== REQUIRED ACTION ==
Every entry needs to be given again exactly as it reads.

== RECORDS PROVIDED ==

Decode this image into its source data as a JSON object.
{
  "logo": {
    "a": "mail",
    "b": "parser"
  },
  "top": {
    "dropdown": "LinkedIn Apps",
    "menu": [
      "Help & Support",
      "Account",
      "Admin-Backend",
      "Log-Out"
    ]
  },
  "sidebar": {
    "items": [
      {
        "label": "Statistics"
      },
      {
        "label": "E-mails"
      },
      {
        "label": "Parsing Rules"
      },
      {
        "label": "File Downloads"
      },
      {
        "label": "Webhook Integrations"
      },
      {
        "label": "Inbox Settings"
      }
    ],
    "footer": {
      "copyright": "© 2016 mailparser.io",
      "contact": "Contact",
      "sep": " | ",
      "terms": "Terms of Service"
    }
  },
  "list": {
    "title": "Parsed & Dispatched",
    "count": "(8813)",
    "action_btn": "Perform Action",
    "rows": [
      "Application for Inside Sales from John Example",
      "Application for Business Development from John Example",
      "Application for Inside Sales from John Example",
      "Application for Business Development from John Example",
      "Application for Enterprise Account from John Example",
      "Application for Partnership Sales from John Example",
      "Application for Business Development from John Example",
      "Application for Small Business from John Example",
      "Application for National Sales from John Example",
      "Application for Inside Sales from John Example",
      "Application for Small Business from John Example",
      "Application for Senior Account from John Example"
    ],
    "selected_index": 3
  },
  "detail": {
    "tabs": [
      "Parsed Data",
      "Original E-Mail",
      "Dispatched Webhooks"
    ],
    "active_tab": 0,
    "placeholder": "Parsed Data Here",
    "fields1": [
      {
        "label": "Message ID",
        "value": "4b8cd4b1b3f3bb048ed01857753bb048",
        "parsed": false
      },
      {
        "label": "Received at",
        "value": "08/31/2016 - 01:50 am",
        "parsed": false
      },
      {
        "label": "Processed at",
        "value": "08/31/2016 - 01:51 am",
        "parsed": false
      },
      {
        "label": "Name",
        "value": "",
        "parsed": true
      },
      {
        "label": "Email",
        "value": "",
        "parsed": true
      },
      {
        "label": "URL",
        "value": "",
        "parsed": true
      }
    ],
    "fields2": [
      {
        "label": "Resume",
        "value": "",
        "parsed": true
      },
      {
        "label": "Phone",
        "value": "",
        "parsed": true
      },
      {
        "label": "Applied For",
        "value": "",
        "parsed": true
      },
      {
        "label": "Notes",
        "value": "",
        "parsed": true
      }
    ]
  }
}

== EXERCISE RESULT ==
Decode this image into its source data as a JSON object.
{
  "logo": {
    "a": "mail",
    "b": "parser"
  },
  "top": {
    "dropdown": "LinkedIn Apps",
    "menu": [
      "Help & Support",
      "Account",
      "Admin-Backend",
      "Log-Out"
    ]
  },
  "sidebar": {
    "items": [
      {
        "label": "Statistics"
      },
      {
        "label": "E-mails"
      },
      {
        "label": "Parsing Rules"
      },
      {
        "label": "File Downloads"
      },
      {
        "label": "Webhook Integrations"
      },
      {
        "label": "Inbox Settings"
      }
    ],
    "footer": {
      "copyright": "© 2016 mailparser.io",
      "contact": "Contact",
      "sep": " | ",
      "terms": "Terms of Service"
    }
  },
  "list": {
    "title": "Parsed & Dispatched",
    "count": "(8813)",
    "action_btn": "Perform Action",
    "rows": [
      "Application for Inside Sales from John Example",
      "Application for Business Development from John Example",
      "Application for Inside Sales from John Example",
      "Application for Business Development from John Example",
      "Application for Enterprise Account from John Example",
      "Application for Partnership Sales from John Example",
      "Application for Business Development from John Example",
      "Application for Small Business from John Example",
      "Application for National Sales from John Example",
      "Application for Inside Sales from John Example",
      "Application for Small Business from John Example",
      "Application for Senior Account from John Example"
    ],
    "selected_index": 3
  },
  "detail": {
    "tabs": [
      "Parsed Data",
      "Original E-Mail",
      "Dispatched Webhooks"
    ],
    "active_tab": 0,
    "placeholder": "Parsed Data Here",
    "fields1": [
      {
        "label": "Message ID",
        "value": "4b8cd4b1b3f3bb048ed01857753bb048",
        "parsed": false
      },
      {
        "label": "Received at",
        "value": "08/31/2016 - 01:50 am",
        "parsed": false
      },
      {
        "label": "Processed at",
        "value": "08/31/2016 - 01:51 am",
        "parsed": false
      },
      {
        "label": "Name",
        "value": "",
        "parsed": true
      },
      {
        "label": "Email",
        "value": "",
        "parsed": true
      },
      {
        "label": "URL",
        "value": "",
        "parsed": true
      }
    ],
    "fields2": [
      {
        "label": "Resume",
        "value": "",
        "parsed": true
      },
      {
        "label": "Phone",
        "value": "",
        "parsed": true
      },
      {
        "label": "Applied For",
        "value": "",
        "parsed": true
      },
      {
        "label": "Notes",
        "value": "",
        "parsed": true
      }
    ]
  }
}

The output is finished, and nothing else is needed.